Second in a series
Some location managers still struggle to film downtown in front of developer Tom Gilmore‘s properties. But there’s a long history in Los Angeles of filmmakers being hit on for cash to secure film locations. And while Mayor Eric Garcetti is film friendly now, he was once caught putting the squeeze on a major studio to film a movie in his district.
As mayor, Garcetti created the position of Film Czar to cut red tape and re-invigorate local production, and he has lobbied Sacramento tirelessly to pass new state film incentives. But 12 years ago, as a member of the City Council, his requests for money contributed to a payoff culture that his own current deputy Film Czar Rajiv Dalal says has made Los Angeles “the extortion capital of the world for the film industry.”
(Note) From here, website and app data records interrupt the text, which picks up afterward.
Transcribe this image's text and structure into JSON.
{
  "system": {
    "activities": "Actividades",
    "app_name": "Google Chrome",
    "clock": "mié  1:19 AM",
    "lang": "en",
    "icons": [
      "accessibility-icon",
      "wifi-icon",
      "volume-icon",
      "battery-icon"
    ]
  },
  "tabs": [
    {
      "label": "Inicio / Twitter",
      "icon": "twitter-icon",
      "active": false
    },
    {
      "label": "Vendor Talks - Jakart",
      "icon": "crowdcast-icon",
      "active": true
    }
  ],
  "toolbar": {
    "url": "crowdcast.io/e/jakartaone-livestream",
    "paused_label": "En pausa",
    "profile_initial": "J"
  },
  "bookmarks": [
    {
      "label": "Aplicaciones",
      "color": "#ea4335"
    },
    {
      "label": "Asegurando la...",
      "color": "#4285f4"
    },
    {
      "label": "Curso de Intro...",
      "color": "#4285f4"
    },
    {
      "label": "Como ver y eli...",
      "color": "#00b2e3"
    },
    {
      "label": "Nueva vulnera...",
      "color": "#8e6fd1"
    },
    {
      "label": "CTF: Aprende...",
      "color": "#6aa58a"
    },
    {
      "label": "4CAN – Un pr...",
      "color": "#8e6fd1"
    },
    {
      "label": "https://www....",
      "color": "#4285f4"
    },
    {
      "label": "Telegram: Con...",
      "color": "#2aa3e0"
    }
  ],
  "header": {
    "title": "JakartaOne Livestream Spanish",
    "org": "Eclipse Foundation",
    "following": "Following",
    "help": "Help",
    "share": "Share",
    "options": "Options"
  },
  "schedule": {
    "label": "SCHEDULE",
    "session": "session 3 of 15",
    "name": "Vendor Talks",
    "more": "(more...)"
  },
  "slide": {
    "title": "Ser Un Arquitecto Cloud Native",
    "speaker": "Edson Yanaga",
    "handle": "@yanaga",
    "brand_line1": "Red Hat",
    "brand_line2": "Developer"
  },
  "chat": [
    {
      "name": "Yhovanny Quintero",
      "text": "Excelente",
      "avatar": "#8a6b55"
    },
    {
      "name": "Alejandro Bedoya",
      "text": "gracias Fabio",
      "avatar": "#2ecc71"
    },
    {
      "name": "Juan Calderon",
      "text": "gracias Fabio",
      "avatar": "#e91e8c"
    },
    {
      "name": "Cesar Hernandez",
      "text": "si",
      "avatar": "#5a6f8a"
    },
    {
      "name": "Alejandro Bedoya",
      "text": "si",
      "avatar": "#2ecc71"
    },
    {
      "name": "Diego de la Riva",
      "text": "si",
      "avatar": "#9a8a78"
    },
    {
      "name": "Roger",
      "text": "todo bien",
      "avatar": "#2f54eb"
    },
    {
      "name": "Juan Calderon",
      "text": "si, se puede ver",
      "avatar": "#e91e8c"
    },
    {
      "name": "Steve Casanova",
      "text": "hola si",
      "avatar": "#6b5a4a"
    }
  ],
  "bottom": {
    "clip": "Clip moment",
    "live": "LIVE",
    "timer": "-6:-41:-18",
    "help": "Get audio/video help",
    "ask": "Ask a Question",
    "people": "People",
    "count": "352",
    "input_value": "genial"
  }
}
In 2002, producers sought to close two blocks of Hollywood Boulevard for two days to film a scene for Sony’s Hollywood Homicide, which starred Harrison Ford and Josh Harnett. Garcetti, who represented the Hollywood area, told the studio he might not support the road closure unless they paid $10,000 to $25,000 for a study of traffic problems caused by filming in the area. He asked the studio to pay for the study, according to a Sony spokeswoman at the time. When asked by the media, however, then-Councilman Garcetti said he was going to get other studios to help cover the cost of the study; otherwise, he was going to withdraw all support from allowing crews to film on the famous boulevard.